So, back to my slog up a mountain, burdened by my troubles and my struggles. I hit the halfway point at exactly 1.00 hour and I made it to the finish at exactly 2.00 hours. I told myself "you never have to do this again" but, once I was done, I began planning for the next time, taking less time. I was berating myself, a bit, for taking so long (lots of people do this in an hour or less - those lots of people are mostly younger and fitter so it is ridiculous for me to compare myself to anyone but myself). Then, I came to my senses and realized the fact that I even attempted it, let alone finished it, said something about me that I can feel good about. What I really felt good about was the fact that, after we reached the top, we walked around for quite awhile and I was fine. I got home and I was fine, I did not feel sore or wrecked. I even did a hard workout the next morning. That told me that even though I did not feel my fitness much, during that ascent, I do have fitness. Slow and steady won't necessarily win anything or impress anyone (winning and impressing are low on my scale, at this age) but they will get us through a difficult stretch.

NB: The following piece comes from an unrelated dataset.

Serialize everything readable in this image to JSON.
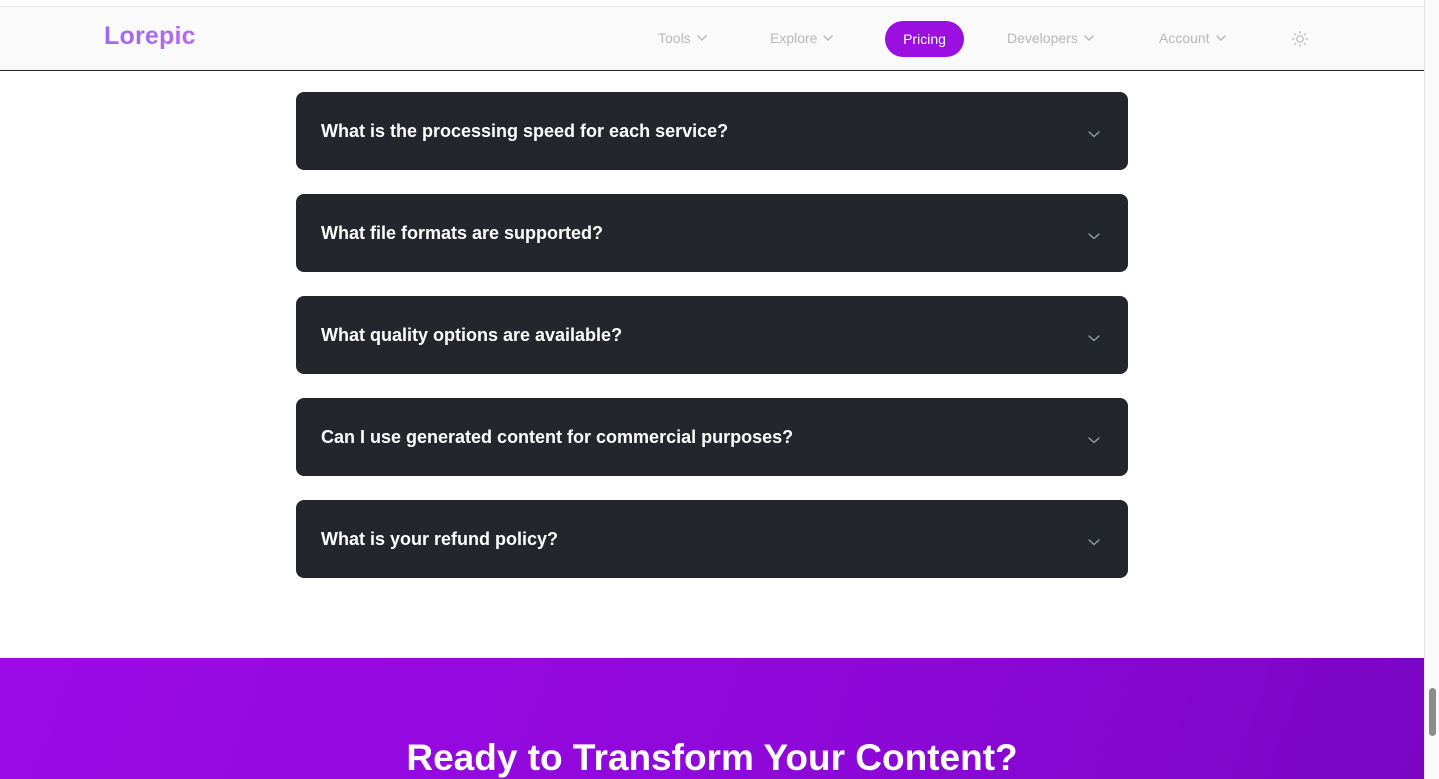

I am in (yet another) difficult stretch but I will slowly, steadily work my way through.